Dataset:
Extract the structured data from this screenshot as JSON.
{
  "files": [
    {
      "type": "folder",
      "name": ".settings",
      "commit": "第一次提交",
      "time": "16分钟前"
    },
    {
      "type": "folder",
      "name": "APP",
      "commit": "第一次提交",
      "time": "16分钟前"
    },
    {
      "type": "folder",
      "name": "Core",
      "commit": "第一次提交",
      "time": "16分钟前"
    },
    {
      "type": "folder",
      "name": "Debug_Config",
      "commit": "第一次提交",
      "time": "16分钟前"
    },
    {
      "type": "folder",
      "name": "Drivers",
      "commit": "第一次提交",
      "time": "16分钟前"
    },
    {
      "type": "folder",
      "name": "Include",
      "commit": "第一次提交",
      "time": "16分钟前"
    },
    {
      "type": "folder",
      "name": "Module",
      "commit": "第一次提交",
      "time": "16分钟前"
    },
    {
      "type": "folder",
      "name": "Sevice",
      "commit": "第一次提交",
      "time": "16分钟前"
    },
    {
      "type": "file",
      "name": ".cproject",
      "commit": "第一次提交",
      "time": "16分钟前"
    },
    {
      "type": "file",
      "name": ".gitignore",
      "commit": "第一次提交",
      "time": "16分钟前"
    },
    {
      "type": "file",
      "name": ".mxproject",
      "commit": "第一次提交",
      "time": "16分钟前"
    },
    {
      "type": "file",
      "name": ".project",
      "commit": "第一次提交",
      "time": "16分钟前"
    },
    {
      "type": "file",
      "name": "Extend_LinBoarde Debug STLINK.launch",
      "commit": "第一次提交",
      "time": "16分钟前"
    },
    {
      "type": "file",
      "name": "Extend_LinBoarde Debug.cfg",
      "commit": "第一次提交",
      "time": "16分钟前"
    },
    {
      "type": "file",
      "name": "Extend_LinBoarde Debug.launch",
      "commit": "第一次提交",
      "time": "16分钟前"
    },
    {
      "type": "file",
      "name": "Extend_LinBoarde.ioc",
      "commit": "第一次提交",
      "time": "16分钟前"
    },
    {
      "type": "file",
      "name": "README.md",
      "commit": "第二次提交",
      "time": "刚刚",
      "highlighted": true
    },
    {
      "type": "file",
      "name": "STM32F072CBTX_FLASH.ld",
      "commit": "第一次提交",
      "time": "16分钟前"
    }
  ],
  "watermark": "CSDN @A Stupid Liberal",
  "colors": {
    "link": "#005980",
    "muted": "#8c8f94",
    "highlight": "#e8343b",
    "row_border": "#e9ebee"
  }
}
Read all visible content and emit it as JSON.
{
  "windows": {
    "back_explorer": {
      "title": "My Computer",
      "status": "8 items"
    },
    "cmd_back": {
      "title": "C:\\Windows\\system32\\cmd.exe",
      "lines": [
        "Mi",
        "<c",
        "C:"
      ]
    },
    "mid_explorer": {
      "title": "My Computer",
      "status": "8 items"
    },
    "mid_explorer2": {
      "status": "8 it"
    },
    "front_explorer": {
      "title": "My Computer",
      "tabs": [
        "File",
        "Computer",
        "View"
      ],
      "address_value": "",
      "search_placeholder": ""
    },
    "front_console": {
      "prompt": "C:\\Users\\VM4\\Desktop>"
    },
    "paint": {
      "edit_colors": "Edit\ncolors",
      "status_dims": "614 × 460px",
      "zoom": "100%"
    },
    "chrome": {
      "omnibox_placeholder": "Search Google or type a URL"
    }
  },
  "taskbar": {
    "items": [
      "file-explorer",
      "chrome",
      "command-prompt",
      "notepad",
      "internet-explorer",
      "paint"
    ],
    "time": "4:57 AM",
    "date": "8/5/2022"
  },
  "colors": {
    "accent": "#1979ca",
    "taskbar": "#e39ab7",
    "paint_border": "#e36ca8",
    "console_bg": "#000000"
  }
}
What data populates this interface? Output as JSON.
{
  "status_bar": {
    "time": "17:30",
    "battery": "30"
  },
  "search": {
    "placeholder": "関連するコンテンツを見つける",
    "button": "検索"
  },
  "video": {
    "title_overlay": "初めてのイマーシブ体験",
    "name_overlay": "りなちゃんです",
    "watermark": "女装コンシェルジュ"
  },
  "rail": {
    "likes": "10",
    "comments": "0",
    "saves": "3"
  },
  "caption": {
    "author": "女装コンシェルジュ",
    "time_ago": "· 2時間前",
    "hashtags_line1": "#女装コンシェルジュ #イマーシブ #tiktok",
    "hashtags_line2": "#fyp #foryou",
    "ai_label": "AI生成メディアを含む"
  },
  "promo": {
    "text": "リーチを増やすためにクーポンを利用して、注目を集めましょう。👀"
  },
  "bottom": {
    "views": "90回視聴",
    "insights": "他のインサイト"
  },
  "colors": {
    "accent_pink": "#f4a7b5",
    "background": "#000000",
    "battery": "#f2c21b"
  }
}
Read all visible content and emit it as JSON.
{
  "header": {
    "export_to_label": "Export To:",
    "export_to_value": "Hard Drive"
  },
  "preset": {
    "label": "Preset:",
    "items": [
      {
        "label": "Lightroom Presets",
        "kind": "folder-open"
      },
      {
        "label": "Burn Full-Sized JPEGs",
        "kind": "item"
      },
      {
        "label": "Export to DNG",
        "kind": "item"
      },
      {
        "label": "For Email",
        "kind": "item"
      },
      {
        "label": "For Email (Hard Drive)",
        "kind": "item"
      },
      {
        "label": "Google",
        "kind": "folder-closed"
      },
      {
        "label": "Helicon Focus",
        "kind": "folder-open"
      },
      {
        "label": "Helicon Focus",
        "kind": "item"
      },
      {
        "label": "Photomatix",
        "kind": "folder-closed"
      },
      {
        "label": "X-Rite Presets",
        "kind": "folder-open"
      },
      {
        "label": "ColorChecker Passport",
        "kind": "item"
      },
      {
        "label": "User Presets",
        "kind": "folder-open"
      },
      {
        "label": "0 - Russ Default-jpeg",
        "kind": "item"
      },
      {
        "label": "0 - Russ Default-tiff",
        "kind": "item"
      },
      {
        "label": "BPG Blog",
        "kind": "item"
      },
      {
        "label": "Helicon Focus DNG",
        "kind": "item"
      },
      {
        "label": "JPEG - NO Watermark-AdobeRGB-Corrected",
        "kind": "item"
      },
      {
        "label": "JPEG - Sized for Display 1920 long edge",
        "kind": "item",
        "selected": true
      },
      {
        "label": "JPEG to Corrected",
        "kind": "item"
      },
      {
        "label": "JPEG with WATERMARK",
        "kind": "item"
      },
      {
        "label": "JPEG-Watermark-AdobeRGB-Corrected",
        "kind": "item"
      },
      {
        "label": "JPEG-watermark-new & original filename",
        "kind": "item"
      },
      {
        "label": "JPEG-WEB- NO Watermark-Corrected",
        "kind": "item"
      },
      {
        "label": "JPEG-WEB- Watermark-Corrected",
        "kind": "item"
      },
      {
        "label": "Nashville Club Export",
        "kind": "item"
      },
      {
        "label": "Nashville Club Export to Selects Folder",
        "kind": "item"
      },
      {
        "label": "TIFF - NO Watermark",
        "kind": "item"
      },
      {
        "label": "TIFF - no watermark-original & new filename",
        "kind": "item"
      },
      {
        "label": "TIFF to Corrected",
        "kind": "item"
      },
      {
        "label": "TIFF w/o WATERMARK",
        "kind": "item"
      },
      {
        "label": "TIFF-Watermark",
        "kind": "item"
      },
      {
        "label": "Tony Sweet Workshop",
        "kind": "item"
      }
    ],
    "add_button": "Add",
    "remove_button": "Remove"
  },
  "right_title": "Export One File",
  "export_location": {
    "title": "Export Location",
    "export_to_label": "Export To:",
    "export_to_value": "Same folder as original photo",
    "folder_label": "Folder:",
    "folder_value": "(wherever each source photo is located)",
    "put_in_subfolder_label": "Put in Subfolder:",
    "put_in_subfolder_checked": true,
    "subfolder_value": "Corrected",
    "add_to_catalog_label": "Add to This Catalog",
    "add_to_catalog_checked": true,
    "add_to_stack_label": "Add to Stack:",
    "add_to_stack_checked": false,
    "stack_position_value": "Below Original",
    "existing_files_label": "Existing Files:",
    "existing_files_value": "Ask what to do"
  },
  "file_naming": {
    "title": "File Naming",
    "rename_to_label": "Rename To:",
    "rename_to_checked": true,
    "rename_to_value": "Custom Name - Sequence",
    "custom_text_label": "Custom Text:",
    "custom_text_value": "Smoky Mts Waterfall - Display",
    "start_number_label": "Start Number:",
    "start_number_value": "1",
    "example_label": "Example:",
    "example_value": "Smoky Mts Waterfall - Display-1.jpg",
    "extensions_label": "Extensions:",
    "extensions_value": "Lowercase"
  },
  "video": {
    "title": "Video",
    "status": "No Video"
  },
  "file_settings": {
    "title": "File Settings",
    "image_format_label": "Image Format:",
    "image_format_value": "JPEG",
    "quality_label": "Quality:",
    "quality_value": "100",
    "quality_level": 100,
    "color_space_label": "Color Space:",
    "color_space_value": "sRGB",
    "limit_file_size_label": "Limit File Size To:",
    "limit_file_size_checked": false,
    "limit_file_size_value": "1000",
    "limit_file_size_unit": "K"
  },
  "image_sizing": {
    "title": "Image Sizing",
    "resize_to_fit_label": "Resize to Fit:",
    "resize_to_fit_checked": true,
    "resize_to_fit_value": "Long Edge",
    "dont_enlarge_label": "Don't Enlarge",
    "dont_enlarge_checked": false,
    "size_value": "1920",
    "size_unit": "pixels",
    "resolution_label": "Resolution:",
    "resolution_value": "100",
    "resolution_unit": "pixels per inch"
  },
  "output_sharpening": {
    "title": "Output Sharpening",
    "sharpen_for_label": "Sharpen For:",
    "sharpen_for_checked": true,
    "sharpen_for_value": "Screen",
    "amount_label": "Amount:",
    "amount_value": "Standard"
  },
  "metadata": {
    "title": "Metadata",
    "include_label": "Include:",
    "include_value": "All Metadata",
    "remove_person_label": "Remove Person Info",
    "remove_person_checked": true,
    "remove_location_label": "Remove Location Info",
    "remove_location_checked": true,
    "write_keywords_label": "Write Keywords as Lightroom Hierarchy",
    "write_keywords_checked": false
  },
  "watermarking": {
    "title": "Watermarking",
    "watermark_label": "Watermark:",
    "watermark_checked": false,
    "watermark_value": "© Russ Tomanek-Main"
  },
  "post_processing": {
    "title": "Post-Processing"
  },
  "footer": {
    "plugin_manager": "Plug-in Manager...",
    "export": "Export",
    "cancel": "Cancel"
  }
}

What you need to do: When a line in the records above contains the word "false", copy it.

Result of the task:
    "add_to_stack_checked": false,
    "limit_file_size_checked": false,
    "dont_enlarge_checked": false,
    "write_keywords_checked": false
    "watermark_checked": false,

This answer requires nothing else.